The Dividend Dilemma
If there’s a subject that seems to get people talking, it’s dividends. Those semi-annual payments seem to be a gift from the heavens for some investors, a tangible reward for holding assets whose returns are otherwise extremely volatile. On the other extreme, in a more textbook academic argument, is the point that dividends are basically a semi-liquidation of a company you put your money into because you believe it can earn greater returns on that capital than you can – and, since dividends are still horribly tax-inefficient, it’s simply a lose-lose game to placate (irrational) investors. I’m somewhere in the middle. I’m wary of those who hunt for dividend yields as a primary objective, but I would probably say that, ceteris parabis, I’d prefer a stock yielding 5% to one yielding 2%.
What got me thinking about the topic, then, is a great article on Stockopedia – and an equally great tree of (as of writing this!) 34 comments. As with much of writing on investment, the article starts with the base premise being that of a sort of efficient market concept – that dividends are fundamentally inefficient, and that in a rational world they shouldn’t be paid. It then goes on to list several examples of where dividends may be a sort of rational choice, given a number of explanatory factors. I should state at this point that, if the tax laws work so as to make capital gains more advantageous than dividend payments, I don’t think there’s any advantage of dividends over share buybacks, barring those fluffy psychological ones – people prefer them, for some reason. If we’re talking about share buybacks vs. dividends, then, I’m in the camp of returning money to shareholders the most efficient way. Owning a stock, in my book, implies that you think a share buyback is more efficient than a dividend. You are saying you prefer to have the stock of the company than the equivalent amount of cash. Hence – no matter what the P/B or P/E, you should prefer to increase the percentage of the company you own (through a buyback) than your cash (through a taxed dividend).
I think the argument has sort of morphed, though, from being one of ‘dividends vs. share buybacks’ – which is a valid concern, since if companies are returning money in an inefficient way, it only hurts shareholders – to an argument about what level of cash should be returned. On that, I only have two points to make beyond what it a pretty comprehensive discussion at Stockopedia. I’m probably stepping on other commenters’ toes slightly with them, but still!

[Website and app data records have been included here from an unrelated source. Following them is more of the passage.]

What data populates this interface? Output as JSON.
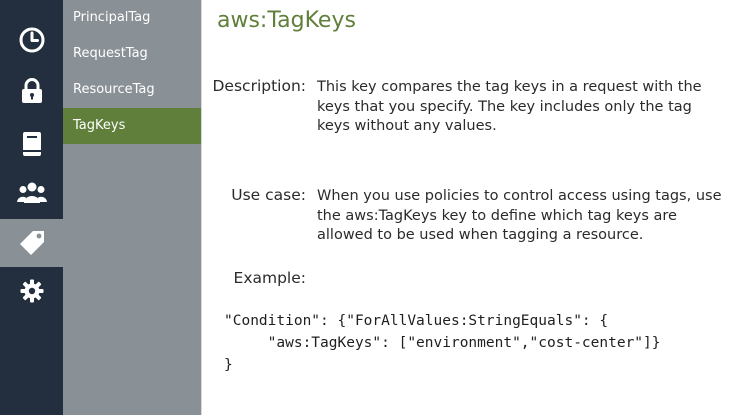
{
  "rail": {
    "items": [
      {
        "icon": "clock-icon",
        "active": false
      },
      {
        "icon": "lock-icon",
        "active": false
      },
      {
        "icon": "book-icon",
        "active": false
      },
      {
        "icon": "users-icon",
        "active": false
      },
      {
        "icon": "tag-icon",
        "active": true
      },
      {
        "icon": "gear-icon",
        "active": false
      }
    ]
  },
  "subnav": {
    "items": [
      {
        "label": "PrincipalTag",
        "active": false
      },
      {
        "label": "RequestTag",
        "active": false
      },
      {
        "label": "ResourceTag",
        "active": false
      },
      {
        "label": "TagKeys",
        "active": true
      }
    ]
  },
  "main": {
    "title": "aws:TagKeys",
    "description_label": "Description:",
    "description_text": "This key compares the tag keys in a request with the keys that you specify. The key includes only the tag keys without any values.",
    "usecase_label": "Use case:",
    "usecase_text": "When you use policies to control access using tags, use the aws:TagKeys key to define which tag keys are allowed to be used when tagging a resource.",
    "example_label": "Example:",
    "example_code": "\"Condition\": {\"ForAllValues:StringEquals\": {\n     \"aws:TagKeys\": [\"environment\",\"cost-center\"]}\n}"
  },
  "colors": {
    "rail_bg": "#232f3e",
    "subnav_bg": "#8a9196",
    "accent_green": "#5f7f3a",
    "icon_white": "#ffffff"
  }
}
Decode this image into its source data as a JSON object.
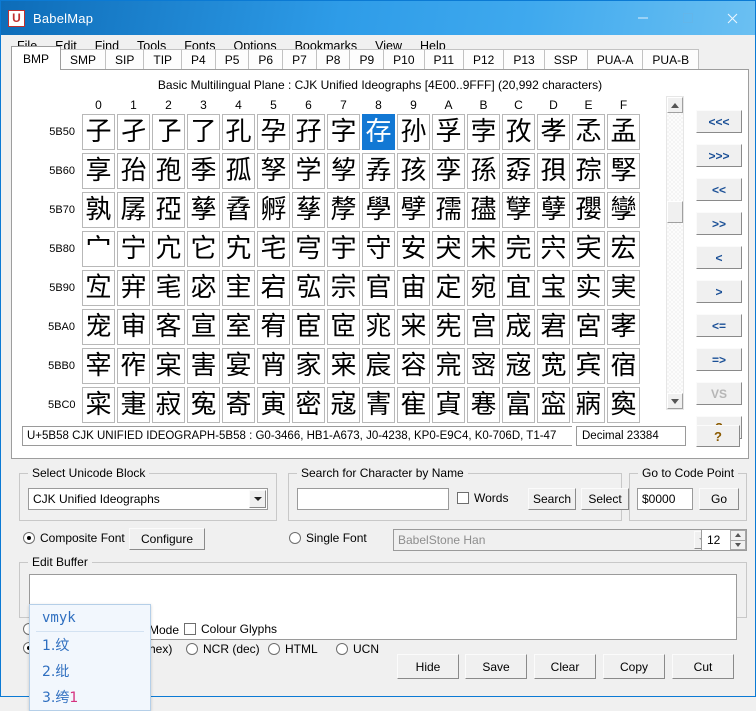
{
  "window": {
    "title": "BabelMap",
    "app_icon_letter": "U",
    "controls": {
      "minimize": "minimize-icon",
      "maximize": "maximize-icon",
      "close": "close-icon"
    },
    "accent": "#2e9ce8"
  },
  "menubar": {
    "items": [
      "File",
      "Edit",
      "Find",
      "Tools",
      "Fonts",
      "Options",
      "Bookmarks",
      "View",
      "Help"
    ]
  },
  "tabs": {
    "active": "BMP",
    "items": [
      "BMP",
      "SMP",
      "SIP",
      "TIP",
      "P4",
      "P5",
      "P6",
      "P7",
      "P8",
      "P9",
      "P10",
      "P11",
      "P12",
      "P13",
      "SSP",
      "PUA-A",
      "PUA-B"
    ]
  },
  "plane": {
    "caption": "Basic Multilingual Plane : CJK Unified Ideographs [4E00..9FFF] (20,992 characters)"
  },
  "grid": {
    "column_headers": [
      "0",
      "1",
      "2",
      "3",
      "4",
      "5",
      "6",
      "7",
      "8",
      "9",
      "A",
      "B",
      "C",
      "D",
      "E",
      "F"
    ],
    "selected_row": 0,
    "selected_col": 8,
    "selection_color": "#1278d4",
    "rows": [
      {
        "label": "5B50",
        "chars": [
          "子",
          "孑",
          "孒",
          "了",
          "孔",
          "孕",
          "孖",
          "字",
          "存",
          "孙",
          "孚",
          "孛",
          "孜",
          "孝",
          "孞",
          "孟"
        ]
      },
      {
        "label": "5B60",
        "chars": [
          "享",
          "孡",
          "孢",
          "季",
          "孤",
          "孥",
          "学",
          "孧",
          "孨",
          "孩",
          "孪",
          "孫",
          "孬",
          "孭",
          "孮",
          "孯"
        ]
      },
      {
        "label": "5B70",
        "chars": [
          "孰",
          "孱",
          "孲",
          "孳",
          "孴",
          "孵",
          "孶",
          "孷",
          "學",
          "孹",
          "孺",
          "孻",
          "孼",
          "孽",
          "孾",
          "孿"
        ]
      },
      {
        "label": "5B80",
        "chars": [
          "宀",
          "宁",
          "宂",
          "它",
          "宄",
          "宅",
          "宆",
          "宇",
          "守",
          "安",
          "宊",
          "宋",
          "完",
          "宍",
          "宎",
          "宏"
        ]
      },
      {
        "label": "5B90",
        "chars": [
          "宐",
          "宑",
          "宒",
          "宓",
          "宔",
          "宕",
          "宖",
          "宗",
          "官",
          "宙",
          "定",
          "宛",
          "宜",
          "宝",
          "实",
          "実"
        ]
      },
      {
        "label": "5BA0",
        "chars": [
          "宠",
          "审",
          "客",
          "宣",
          "室",
          "宥",
          "宦",
          "宧",
          "宨",
          "宩",
          "宪",
          "宫",
          "宬",
          "宭",
          "宮",
          "宯"
        ]
      },
      {
        "label": "5BB0",
        "chars": [
          "宰",
          "宱",
          "宲",
          "害",
          "宴",
          "宵",
          "家",
          "宷",
          "宸",
          "容",
          "宺",
          "宻",
          "宼",
          "宽",
          "宾",
          "宿"
        ]
      },
      {
        "label": "5BC0",
        "chars": [
          "寀",
          "寁",
          "寂",
          "寃",
          "寄",
          "寅",
          "密",
          "寇",
          "寈",
          "寉",
          "寊",
          "寋",
          "富",
          "寍",
          "寎",
          "寏"
        ]
      }
    ]
  },
  "nav_buttons": [
    {
      "label": "<<<",
      "name": "first-block-button",
      "enabled": true
    },
    {
      "label": ">>>",
      "name": "last-block-button",
      "enabled": true
    },
    {
      "label": "<<",
      "name": "prev-block-button",
      "enabled": true
    },
    {
      "label": ">>",
      "name": "next-block-button",
      "enabled": true
    },
    {
      "label": "<",
      "name": "prev-page-button",
      "enabled": true
    },
    {
      "label": ">",
      "name": "next-page-button",
      "enabled": true
    },
    {
      "label": "<=",
      "name": "prev-char-button",
      "enabled": true
    },
    {
      "label": "=>",
      "name": "next-char-button",
      "enabled": true
    },
    {
      "label": "VS",
      "name": "variation-selector-button",
      "enabled": false
    },
    {
      "label": "?",
      "name": "help-nav-button",
      "enabled": true
    }
  ],
  "status": {
    "info": "U+5B58 CJK UNIFIED IDEOGRAPH-5B58 : G0-3466, HB1-A673, J0-4238, KP0-E9C4, K0-706D, T1-47",
    "decimal": "Decimal 23384",
    "help_button": "?"
  },
  "unicode_block": {
    "legend": "Select Unicode Block",
    "value": "CJK Unified Ideographs"
  },
  "search": {
    "legend": "Search for Character by Name",
    "value": "",
    "placeholder": "",
    "words_label": "Words",
    "words_checked": false,
    "search_button": "Search",
    "select_button": "Select"
  },
  "goto": {
    "legend": "Go to Code Point",
    "value": "$0000",
    "go_button": "Go"
  },
  "font_mode": {
    "composite_label": "Composite Font",
    "composite_selected": true,
    "configure_button": "Configure",
    "single_label": "Single Font",
    "single_selected": false,
    "single_font_value": "BabelStone Han",
    "size_value": "12"
  },
  "edit_buffer": {
    "legend": "Edit Buffer",
    "text": ""
  },
  "bottom_options": {
    "mode_label_partial": "Mode",
    "hex_label_partial": "hex)",
    "colour_glyphs_label": "Colour Glyphs",
    "colour_glyphs_checked": false,
    "radios": [
      {
        "label": "NCR (dec)",
        "selected": false
      },
      {
        "label": "HTML",
        "selected": false
      },
      {
        "label": "UCN",
        "selected": false
      }
    ]
  },
  "action_buttons": [
    "Hide",
    "Save",
    "Clear",
    "Copy",
    "Cut"
  ],
  "ime_popup": {
    "composition": "vmyk",
    "candidates": [
      {
        "index": "1.",
        "text": "纹",
        "marker": ""
      },
      {
        "index": "2.",
        "text": "纰",
        "marker": ""
      },
      {
        "index": "3.",
        "text": "绔",
        "marker": "1"
      }
    ]
  }
}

Firstly, I think the most important factor – bar none – is that there cannot be a blanket application of whether returning cash to shareholders is appropriate or not. It is entirely dependent on the operational structure of the business, the balance sheet, and the growth opportunities. I like Tullett Prebon returning cash to shareholders. Their business model requires little investment for growth, and so the alternative to them giving cash back to shareholders is leaving it on the balance sheet to be put to no productive use. I worry slightly about Dairy Crest giving back so much to shareholders, given their debt pile and their slightly wobbly balance sheet. I emphasise entirely with Plastics Capital paying a basically non-existent dividend. They are a consolidator, they are small, and they have growth opportunities – they’re also in manufacturing, so it’s logical that growth requires heavy capital expenditure.
Secondly, I also worry about the use of dividend yields as a ‘one-off’ tool for assessing the level of dividends. Dividend yields are inappropriate because they factor into the equation the volatile share price – a more accurate measure, to me, would be to use the percentage of net profit that’s being paid out year on year, the payout ratio – the inverse of the dividend cover. In actuality, the accusation that many ‘high-yielders’ are paying too much in dividends could probably be levelled at many large firms. Many pay out high proportions of their earnings – it is just that, because their share price is not depressed, their dividend yields are not high.
I don’t screen for high dividend yields, but in most cases I do like it – unless I see a good reason they shouldn’t be paying one, like in a case of high debt or obvious growth opportunities they could be exploiting. Large dividends, I think, likely speed up a reconciliation with intrinsic value – since it’s difficult for a stock yielding 7% to stay that way for long if the dividend looks sustainable, for instance. A stock with the same level of earnings/assets which is not paying a dividend, I think, will take longer. That’s just a hunch, though. Time will tell if I’m right!